Entries from a dataset of interfaces:
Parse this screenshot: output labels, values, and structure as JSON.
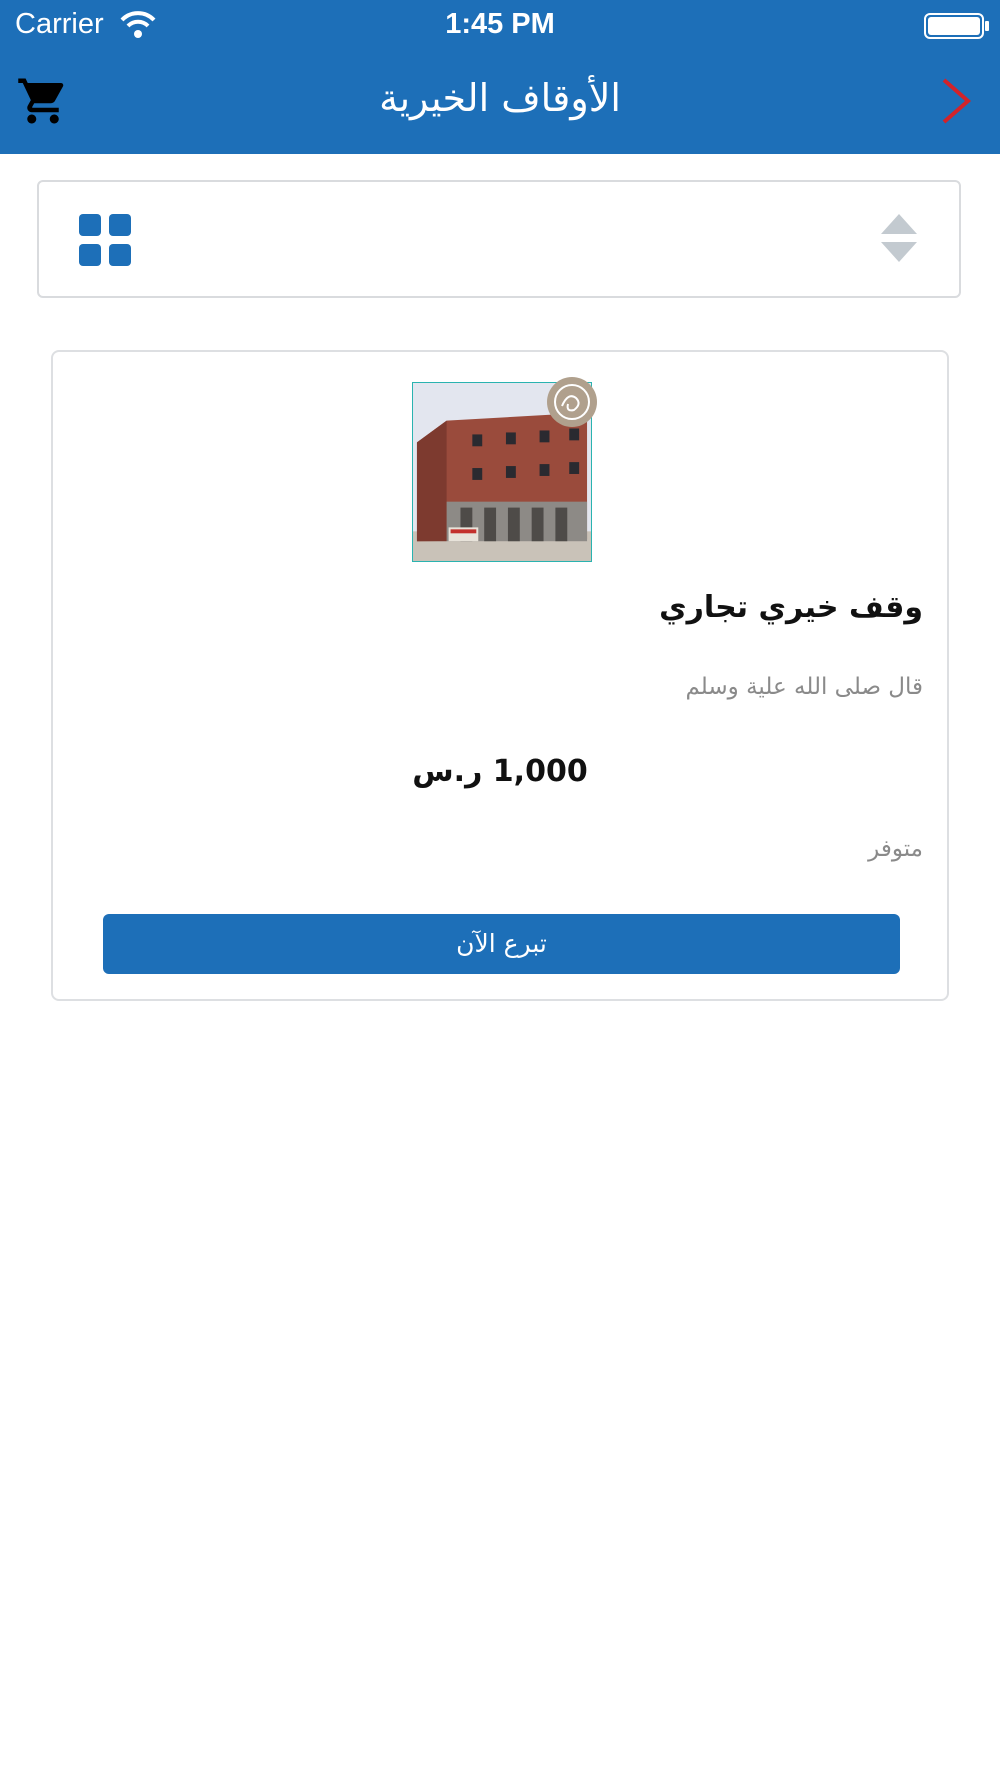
{
  "status_bar": {
    "carrier": "Carrier",
    "time": "1:45 PM"
  },
  "nav": {
    "title": "الأوقاف الخيرية",
    "left_icon": "cart-icon",
    "right_icon": "chevron-right-icon"
  },
  "toolbar": {
    "left_icon": "grid-view-icon",
    "right_icon": "sort-icon"
  },
  "product": {
    "image": "building-photo",
    "badge_icon": "waqf-calligraphy-badge-icon",
    "title": "وقف خيري تجاري",
    "description": "قال صلى الله علية وسلم",
    "price": "1,000 ر.س",
    "status": "متوفر",
    "button_label": "تبرع الآن"
  },
  "colors": {
    "primary": "#1d6fb8",
    "back_chevron": "#d2232a",
    "muted_text": "#8a8a8a",
    "border": "#dddfe2"
  }
}
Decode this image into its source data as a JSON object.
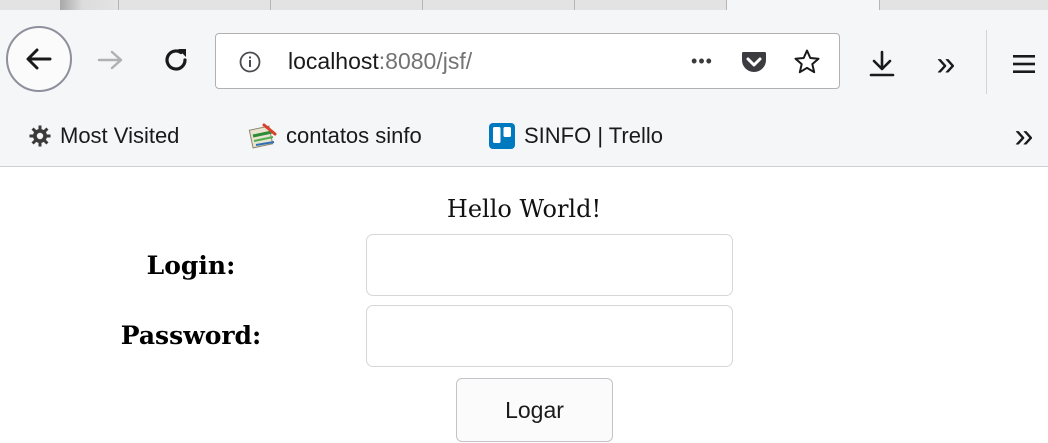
{
  "browser": {
    "url_host": "localhost",
    "url_rest": ":8080/jsf/",
    "page_actions_glyph": "•••",
    "icons": {
      "back": "back-arrow-icon",
      "forward": "forward-arrow-icon",
      "reload": "reload-icon",
      "site_info": "info-icon",
      "pocket": "pocket-icon",
      "bookmark": "star-icon",
      "downloads": "download-icon",
      "overflow": "chevron-double-right-icon",
      "menu": "hamburger-menu-icon"
    },
    "overflow_glyph": "»",
    "menu_glyph": "☰",
    "bookmarks_overflow_glyph": "»"
  },
  "bookmarks": {
    "items": [
      {
        "label": "Most Visited",
        "icon": "gear-icon"
      },
      {
        "label": "contatos sinfo",
        "icon": "spreadsheet-icon"
      },
      {
        "label": "SINFO | Trello",
        "icon": "trello-icon"
      }
    ]
  },
  "page": {
    "heading": "Hello World!",
    "login_label": "Login:",
    "login_value": "",
    "password_label": "Password:",
    "password_value": "",
    "submit_label": "Logar"
  },
  "colors": {
    "chrome_bg": "#f5f6f7",
    "trello_blue": "#0079bf",
    "pocket_gray": "#5b5b66"
  }
}
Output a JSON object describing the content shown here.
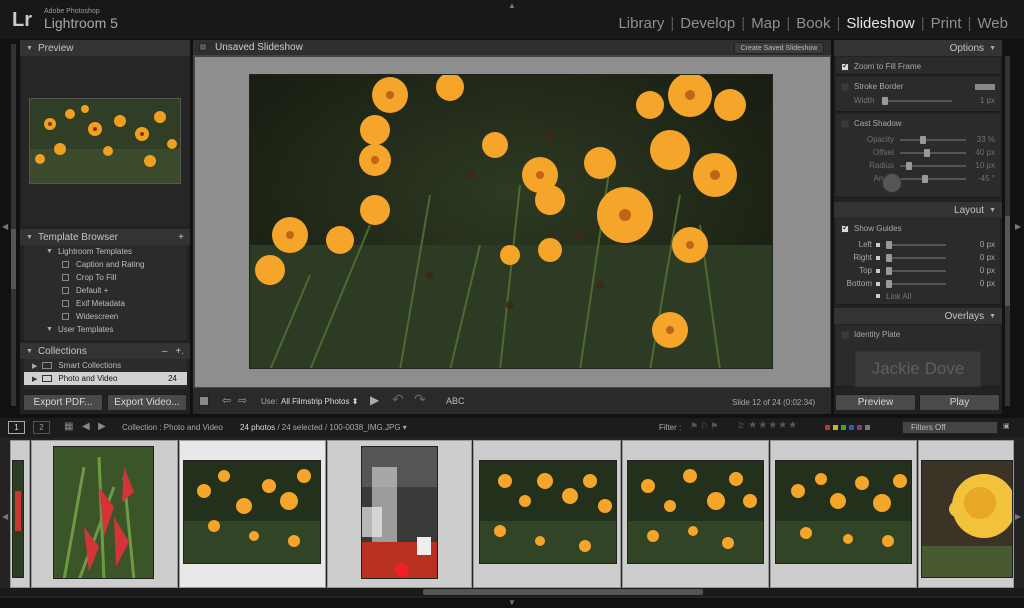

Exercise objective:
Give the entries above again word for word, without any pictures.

Written answer:
Parse this screenshot: output labels, values, and structure as JSON.
{
  "status_bar": {
    "carrier": "Carrier",
    "time": "1:45 PM"
  },
  "nav": {
    "title": "الأوقاف الخيرية",
    "left_icon": "cart-icon",
    "right_icon": "chevron-right-icon"
  },
  "toolbar": {
    "left_icon": "grid-view-icon",
    "right_icon": "sort-icon"
  },
  "product": {
    "image": "building-photo",
    "badge_icon": "waqf-calligraphy-badge-icon",
    "title": "وقف خيري تجاري",
    "description": "قال صلى الله علية وسلم",
    "price": "1,000 ر.س",
    "status": "متوفر",
    "button_label": "تبرع الآن"
  },
  "colors": {
    "primary": "#1d6fb8",
    "back_chevron": "#d2232a",
    "muted_text": "#8a8a8a",
    "border": "#dddfe2"
  }
}
Decode this image into its source data as a JSON object.
{
  "browser": {
    "url_host": "localhost",
    "url_rest": ":8080/jsf/",
    "page_actions_glyph": "•••",
    "icons": {
      "back": "back-arrow-icon",
      "forward": "forward-arrow-icon",
      "reload": "reload-icon",
      "site_info": "info-icon",
      "pocket": "pocket-icon",
      "bookmark": "star-icon",
      "downloads": "download-icon",
      "overflow": "chevron-double-right-icon",
      "menu": "hamburger-menu-icon"
    },
    "overflow_glyph": "»",
    "menu_glyph": "☰",
    "bookmarks_overflow_glyph": "»"
  },
  "bookmarks": {
    "items": [
      {
        "label": "Most Visited",
        "icon": "gear-icon"
      },
      {
        "label": "contatos sinfo",
        "icon": "spreadsheet-icon"
      },
      {
        "label": "SINFO | Trello",
        "icon": "trello-icon"
      }
    ]
  },
  "page": {
    "heading": "Hello World!",
    "login_label": "Login:",
    "login_value": "",
    "password_label": "Password:",
    "password_value": "",
    "submit_label": "Logar"
  },
  "colors": {
    "chrome_bg": "#f5f6f7",
    "trello_blue": "#0079bf",
    "pocket_gray": "#5b5b66"
  }
}
Output a JSON object describing the content shown here.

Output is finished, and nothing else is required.